> _Task to carry out_: Within the records that follow, count the lines containing the string "name". Reply only with the count.

Segment Start: Information provided

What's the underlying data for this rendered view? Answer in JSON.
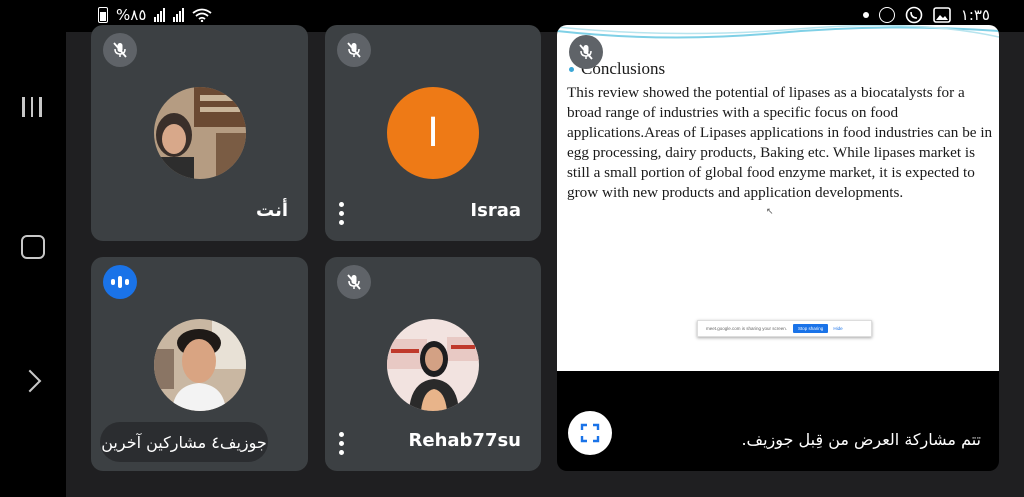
{
  "status_bar": {
    "battery_percent": "%٨٥",
    "time": "١:٣٥",
    "icons": [
      "battery-icon",
      "signal-icon",
      "signal-icon",
      "wifi-icon",
      "notification-dot-icon",
      "circle-app-icon",
      "whatsapp-icon",
      "gallery-icon"
    ]
  },
  "nav_bar": {
    "icons": [
      "recents-icon",
      "home-icon",
      "back-icon"
    ]
  },
  "tiles": {
    "you": {
      "name": "أنت",
      "mic": "muted"
    },
    "israa": {
      "name": "Israa",
      "initial": "I",
      "avatar_color": "#ee7a16",
      "mic": "muted"
    },
    "joseph": {
      "name": "جوزيف",
      "mic": "speaking"
    },
    "rehab": {
      "name": "Rehab77su",
      "mic": "muted"
    }
  },
  "others_pill": "٤ مشاركين آخرين",
  "presentation": {
    "slide_title": "Conclusions",
    "slide_body": "This review showed the potential of lipases as a biocatalysts for a broad range of industries with a specific focus on food applications.Areas of Lipases applications in food industries can be in egg processing, dairy products, Baking etc. While lipases market is still a small portion of global food enzyme market, it is expected to grow with new products and application developments.",
    "share_bar_text": "meet.google.com is sharing your screen.",
    "stop_sharing_label": "Stop sharing",
    "hide_label": "Hide",
    "caption": "تتم مشاركة العرض من قِبل جوزيف.",
    "mic": "muted"
  },
  "colors": {
    "background": "#1f1f21",
    "tile": "#3c4043",
    "mute_badge": "#5f6368",
    "speaking_badge": "#1a73e8",
    "israa_avatar": "#ee7a16"
  }
}
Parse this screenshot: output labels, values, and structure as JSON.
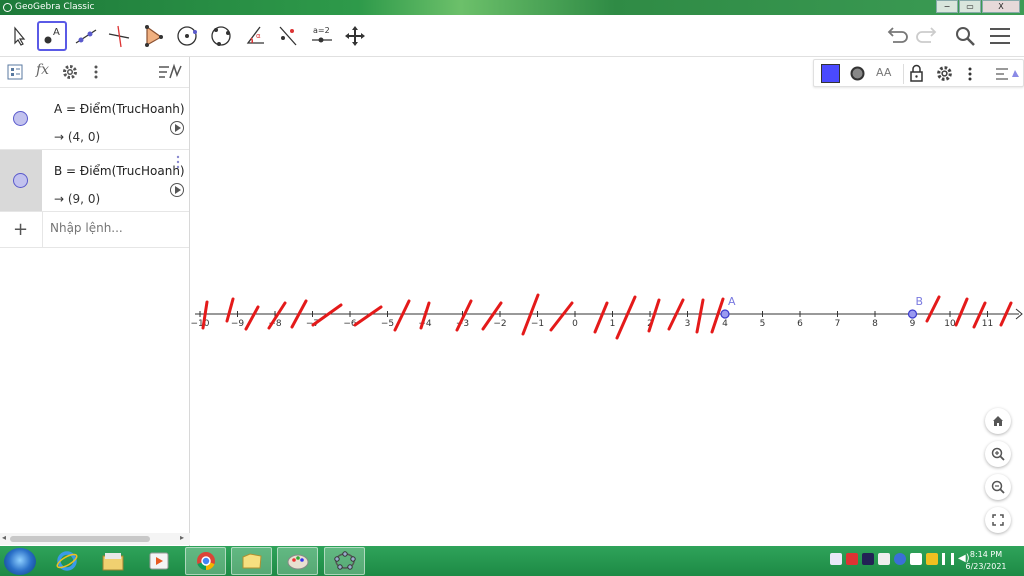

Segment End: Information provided

> _Exercise answer_: 4